◆ **WHAT TO DO**
Copy each line below that has "data".

◆ **EXCERPTED RECORDS**

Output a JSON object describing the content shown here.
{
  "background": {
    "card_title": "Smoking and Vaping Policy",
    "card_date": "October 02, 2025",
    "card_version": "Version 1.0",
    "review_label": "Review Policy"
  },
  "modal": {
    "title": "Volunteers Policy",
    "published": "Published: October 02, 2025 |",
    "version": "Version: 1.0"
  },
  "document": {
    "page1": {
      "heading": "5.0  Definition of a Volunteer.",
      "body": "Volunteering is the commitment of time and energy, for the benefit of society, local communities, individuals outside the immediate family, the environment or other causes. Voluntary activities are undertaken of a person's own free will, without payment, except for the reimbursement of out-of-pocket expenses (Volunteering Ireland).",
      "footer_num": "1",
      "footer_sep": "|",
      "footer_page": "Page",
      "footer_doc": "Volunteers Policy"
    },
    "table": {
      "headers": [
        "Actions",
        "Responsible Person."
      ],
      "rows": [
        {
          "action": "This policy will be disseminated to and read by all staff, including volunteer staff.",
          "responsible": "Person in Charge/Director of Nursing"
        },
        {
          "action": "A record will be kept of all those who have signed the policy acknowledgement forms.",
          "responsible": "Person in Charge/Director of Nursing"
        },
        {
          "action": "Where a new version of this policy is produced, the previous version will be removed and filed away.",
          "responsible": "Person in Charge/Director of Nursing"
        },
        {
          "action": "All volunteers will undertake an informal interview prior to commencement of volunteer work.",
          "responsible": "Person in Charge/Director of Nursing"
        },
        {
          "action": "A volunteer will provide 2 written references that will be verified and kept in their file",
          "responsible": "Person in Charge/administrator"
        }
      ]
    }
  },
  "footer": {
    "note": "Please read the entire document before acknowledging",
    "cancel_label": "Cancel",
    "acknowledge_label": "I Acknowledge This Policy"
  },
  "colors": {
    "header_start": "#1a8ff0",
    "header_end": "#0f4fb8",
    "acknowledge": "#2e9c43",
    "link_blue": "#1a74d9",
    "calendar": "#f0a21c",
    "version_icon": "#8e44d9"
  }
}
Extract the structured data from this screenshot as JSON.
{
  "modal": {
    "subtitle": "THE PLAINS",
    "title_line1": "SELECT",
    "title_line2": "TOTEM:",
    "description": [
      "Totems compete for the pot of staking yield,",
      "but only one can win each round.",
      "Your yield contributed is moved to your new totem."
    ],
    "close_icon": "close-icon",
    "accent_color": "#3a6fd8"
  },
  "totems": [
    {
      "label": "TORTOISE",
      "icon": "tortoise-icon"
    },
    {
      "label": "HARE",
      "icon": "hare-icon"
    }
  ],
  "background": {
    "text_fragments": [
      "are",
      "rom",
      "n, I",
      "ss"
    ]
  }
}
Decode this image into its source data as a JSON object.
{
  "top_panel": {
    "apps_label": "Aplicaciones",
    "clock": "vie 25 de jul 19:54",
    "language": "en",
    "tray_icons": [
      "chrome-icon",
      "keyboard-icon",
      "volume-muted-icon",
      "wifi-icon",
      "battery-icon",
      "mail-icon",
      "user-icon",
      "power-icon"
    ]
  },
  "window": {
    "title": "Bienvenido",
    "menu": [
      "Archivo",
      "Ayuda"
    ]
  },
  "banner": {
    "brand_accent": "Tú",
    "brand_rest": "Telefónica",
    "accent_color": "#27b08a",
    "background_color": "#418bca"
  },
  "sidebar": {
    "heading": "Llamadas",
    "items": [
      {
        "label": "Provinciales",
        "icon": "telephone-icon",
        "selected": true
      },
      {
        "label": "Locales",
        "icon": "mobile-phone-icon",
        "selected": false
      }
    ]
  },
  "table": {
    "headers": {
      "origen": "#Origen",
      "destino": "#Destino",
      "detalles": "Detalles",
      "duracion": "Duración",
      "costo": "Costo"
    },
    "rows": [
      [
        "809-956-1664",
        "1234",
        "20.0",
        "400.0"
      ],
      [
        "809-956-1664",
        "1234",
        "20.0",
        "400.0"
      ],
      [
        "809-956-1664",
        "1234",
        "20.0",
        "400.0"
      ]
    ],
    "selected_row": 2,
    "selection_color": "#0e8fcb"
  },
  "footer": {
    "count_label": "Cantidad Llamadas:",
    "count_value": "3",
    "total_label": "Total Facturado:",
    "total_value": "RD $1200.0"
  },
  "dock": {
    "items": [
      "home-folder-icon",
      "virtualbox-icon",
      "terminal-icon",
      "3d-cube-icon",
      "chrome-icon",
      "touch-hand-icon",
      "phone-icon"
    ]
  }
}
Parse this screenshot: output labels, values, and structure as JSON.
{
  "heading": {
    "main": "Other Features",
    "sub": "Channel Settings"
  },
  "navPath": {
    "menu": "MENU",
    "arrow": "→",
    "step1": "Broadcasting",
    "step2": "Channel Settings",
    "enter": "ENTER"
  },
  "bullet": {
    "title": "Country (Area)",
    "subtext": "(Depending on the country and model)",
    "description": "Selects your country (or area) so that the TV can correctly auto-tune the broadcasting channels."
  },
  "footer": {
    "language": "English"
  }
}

◆ **EXPECTED ANSWER**
Extract the structured data from this screenshot as JSON.
Decode this image into its source data as a JSON object.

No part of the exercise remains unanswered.